Declines in physical function as a result of acute illness are strongly and independently associated with a number of adverse health events for older adults. Home Health (HH) physical therapy may be the ideal venue for addressing these declines in physical function because around 3 million older adults receive access to HH services following discharge from acute or post-acute facilities. However, as currently structured, these services do not appear to adequately restore function, as evidenced by poor long-term outcomes and high rates of hospital readmission. Diminished physical function has been particularly implicated as a risk factor for re-hospitalization-older adults with lower levels of ambulatory activity are 6 times more likely to be re-hospitalized than those with greater ambulatory activity. A more intensive approach to HH physical therapy for older adults has great potential to maximize physical function and reduce hospital readmissions. Therefore, we have developed a high intensity home-based, progressive, interdisciplinary, multi-component (PMC) intervention that directly addresses the functional deficits seen after hospitalization. We propose to conduct a two-arm, randomized clinical trial (RCT) of 200 older adults admitted to HH from an acute or post-acute facility. Participants will receive either 1) an intensive, PMC intervention using resistance exercise and evidenced-based motor control training to improve physical function or 2) usual care (UC) physical therapy. The primary goal of this investigation is to determine if PMC intervention, initiated upon admission to HH, improves physical function, as measured by performance and self-report assessments, more than UC physical therapy. The effects of the PMC intervention on re-hospitalization rates, nursing home placement, emergency room visits, and falls after discharge from the acute care hospital will also be examined. Treatment will occur at home during the first 60 days following admission to HH from acute or post-acute facility with testing at: baseline (upon HH admission), 30 days, 60 days (primary endpoint), 90 days, and 180 days. If successful in improving patient function and decreasing re-hospitalization rates, PMC intervention holds potential for future health care cost savings.

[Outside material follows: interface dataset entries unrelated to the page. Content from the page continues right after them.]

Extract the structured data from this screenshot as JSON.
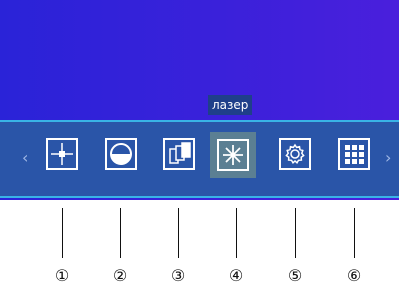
{
  "tooltip": {
    "text": "лазер"
  },
  "toolbar": {
    "left_arrow": "‹",
    "right_arrow": "›",
    "tools": [
      {
        "icon": "crosshair-icon",
        "active": false
      },
      {
        "icon": "half-circle-icon",
        "active": false
      },
      {
        "icon": "layers-icon",
        "active": false
      },
      {
        "icon": "laser-star-icon",
        "active": true
      },
      {
        "icon": "gear-icon",
        "active": false
      },
      {
        "icon": "grid-icon",
        "active": false
      }
    ]
  },
  "callouts": [
    "①",
    "②",
    "③",
    "④",
    "⑤",
    "⑥"
  ],
  "colors": {
    "screen": "#3a21da",
    "toolbar": "#2a55a8",
    "toolbar_border": "#39b3e6",
    "active_tool": "#5b7f93",
    "tooltip": "#1f3f8a"
  }
}
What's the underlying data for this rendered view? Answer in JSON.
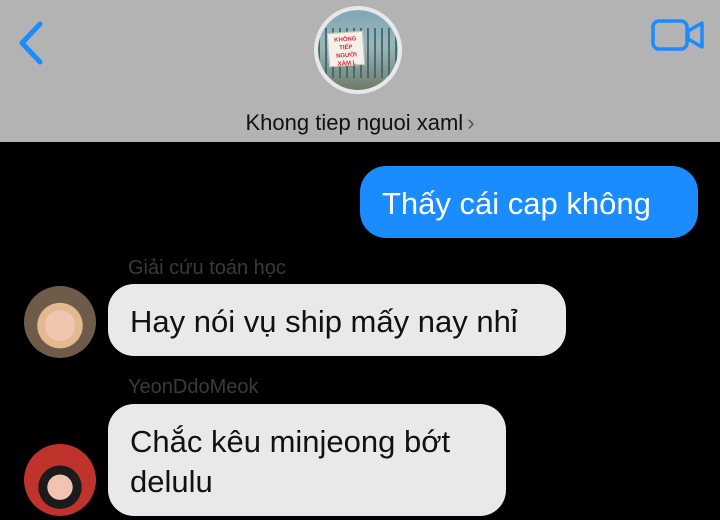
{
  "header": {
    "group_name": "Khong tiep nguoi xaml",
    "group_avatar_sign_text": "KHÔNG TIẾP NGƯỜI XÀM L",
    "chevron": "›",
    "icons": {
      "back": "chevron-left-icon",
      "video": "video-camera-icon"
    },
    "accent_color": "#1a8cff",
    "header_bg": "#b3b3b3"
  },
  "messages": [
    {
      "direction": "outgoing",
      "text": "Thấy cái cap không",
      "color": "#1a8cff"
    },
    {
      "direction": "incoming",
      "sender": "Giải cứu toán học",
      "text": "Hay nói vụ ship mấy nay nhỉ"
    },
    {
      "direction": "incoming",
      "sender": "YeonDdoMeok",
      "text_line1": "Chắc kêu minjeong bớt",
      "text_line2": "delulu"
    }
  ]
}
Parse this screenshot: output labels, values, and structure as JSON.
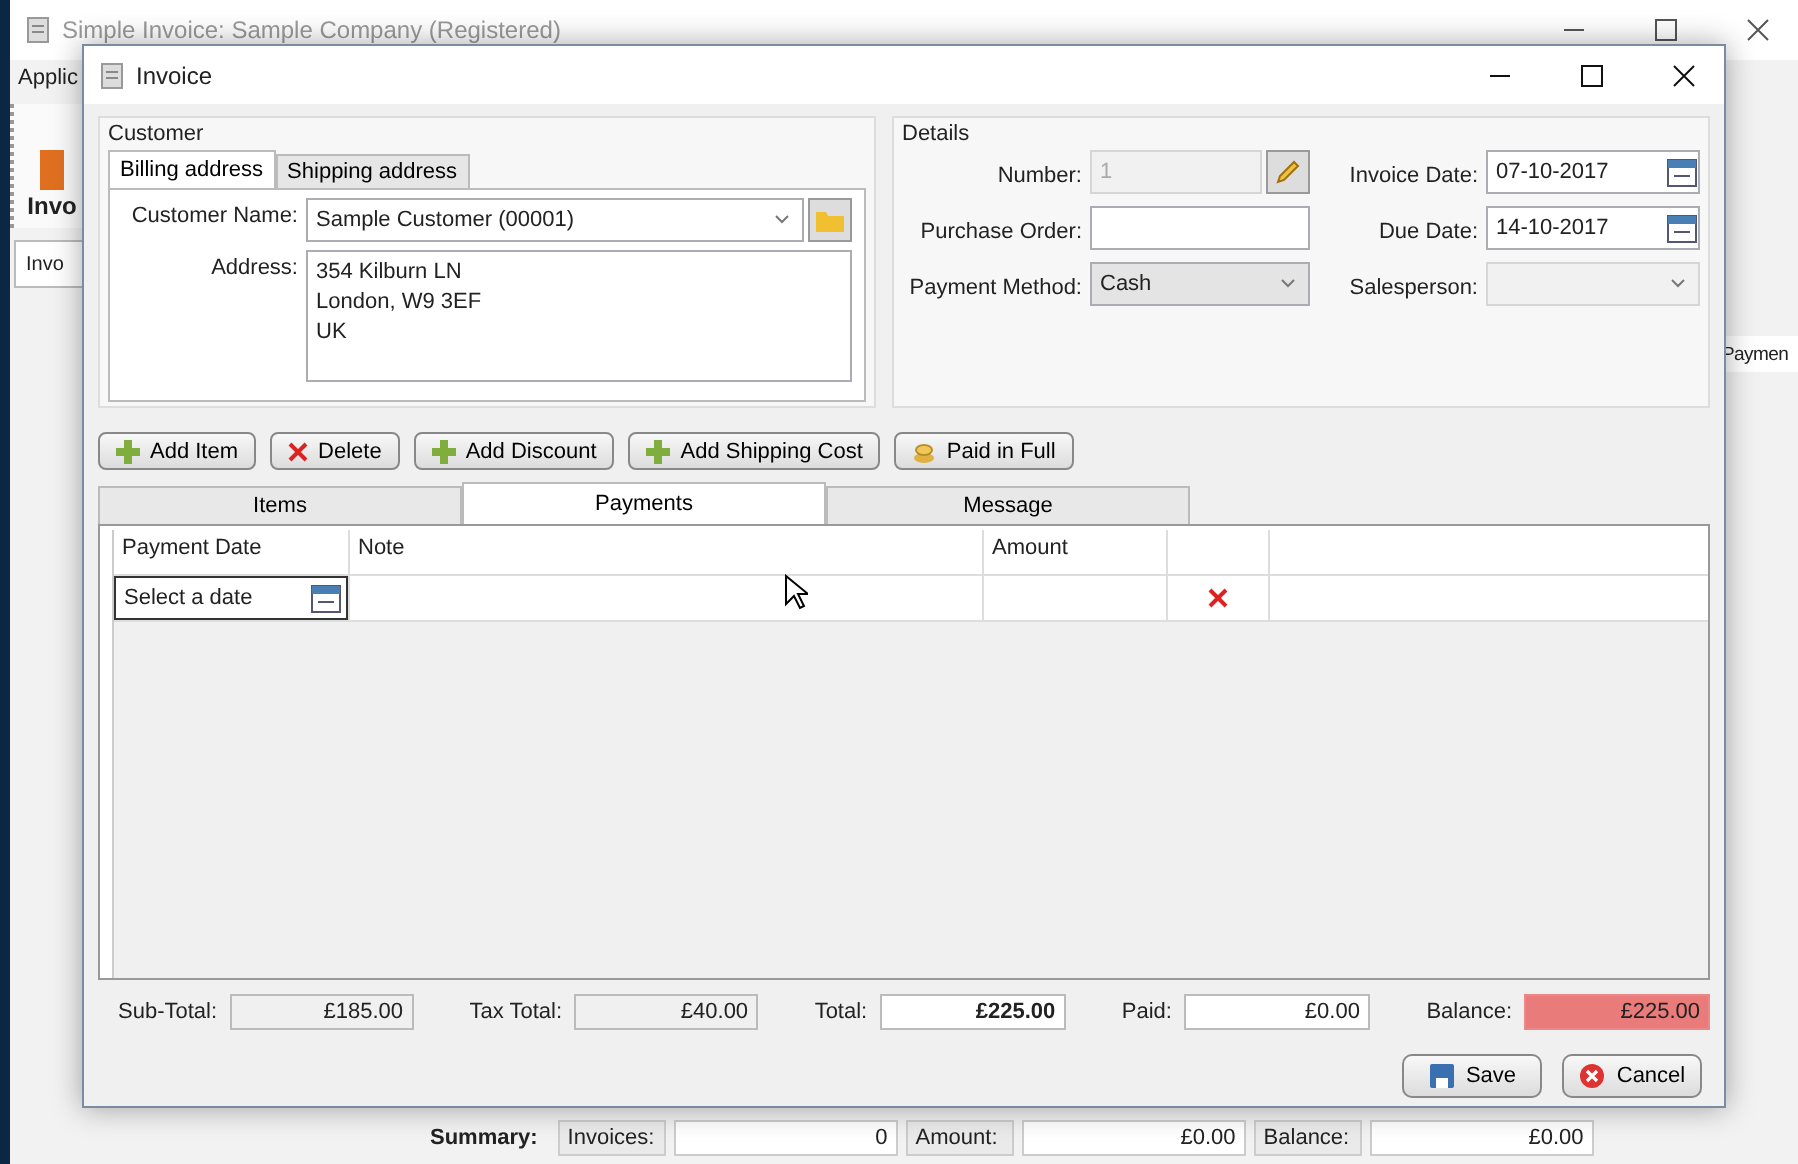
{
  "main_window": {
    "title": "Simple Invoice: Sample Company (Registered)",
    "menu": [
      "Applic"
    ],
    "ribbon_label": "Invo",
    "tab_label": "Invo",
    "side_header": "Paymen",
    "summary": [
      {
        "kind": "heading",
        "text": "Summary:"
      },
      {
        "kind": "label",
        "text": "Invoices:"
      },
      {
        "kind": "value",
        "text": "0"
      },
      {
        "kind": "label",
        "text": "Amount:"
      },
      {
        "kind": "value",
        "text": "£0.00"
      },
      {
        "kind": "label",
        "text": "Balance:"
      },
      {
        "kind": "value",
        "text": "£0.00"
      }
    ]
  },
  "dialog": {
    "title": "Invoice"
  },
  "customer": {
    "title": "Customer",
    "tabs": [
      {
        "label": "Billing address",
        "selected": true
      },
      {
        "label": "Shipping address",
        "selected": false
      }
    ],
    "name_label": "Customer Name:",
    "name_value": "Sample Customer (00001)",
    "address_label": "Address:",
    "address_lines": [
      "354 Kilburn LN",
      "London, W9 3EF",
      "UK"
    ]
  },
  "details": {
    "title": "Details",
    "fields": [
      {
        "label": "Number:",
        "kind": "number",
        "value": "1",
        "disabled": true
      },
      {
        "label": "Invoice Date:",
        "kind": "date",
        "value": "07-10-2017",
        "disabled": false
      },
      {
        "label": "Purchase Order:",
        "kind": "text",
        "disabled": false
      },
      {
        "label": "Due Date:",
        "kind": "date",
        "value": "14-10-2017",
        "disabled": false
      },
      {
        "label": "Payment Method:",
        "kind": "select",
        "value": "Cash",
        "disabled": false
      },
      {
        "label": "Salesperson:",
        "kind": "select",
        "disabled": true
      }
    ]
  },
  "toolbar": [
    {
      "label": "Add Item",
      "kind": "add"
    },
    {
      "label": "Delete",
      "kind": "delete"
    },
    {
      "label": "Add Discount",
      "kind": "add"
    },
    {
      "label": "Add Shipping Cost",
      "kind": "add"
    },
    {
      "label": "Paid in Full",
      "kind": "paid"
    }
  ],
  "tabs": [
    {
      "label": "Items",
      "selected": false
    },
    {
      "label": "Payments",
      "selected": true
    },
    {
      "label": "Message",
      "selected": false
    }
  ],
  "payments": {
    "columns": [
      "Payment Date",
      "Note",
      "Amount"
    ],
    "rows": [
      {
        "date_placeholder": "Select a date"
      }
    ]
  },
  "totals": [
    {
      "label": "Sub-Total:",
      "value": "£185.00",
      "kind": "readonly"
    },
    {
      "label": "Tax Total:",
      "value": "£40.00",
      "kind": "readonly"
    },
    {
      "label": "Total:",
      "value": "£225.00",
      "kind": "strong"
    },
    {
      "label": "Paid:",
      "value": "£0.00",
      "kind": "input"
    },
    {
      "label": "Balance:",
      "value": "£225.00",
      "kind": "alert"
    }
  ],
  "buttons": [
    {
      "label": "Save",
      "kind": "save"
    },
    {
      "label": "Cancel",
      "kind": "cancel"
    }
  ]
}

This study focuses on a prevalent and understudied problem for older adults: mobility limitations in older adults following acute hospitalization. This investigation has high potential for an immediate clinical impact because it addresses patient mobility in a home setting (rather than laboratory) and is designed to work within existing Medicare reimbursement guidelines. The intervention also has potential to reduce utilization of high-cost healthcare options such as re-hospitalizations, nursing home stays, and emergency room visits.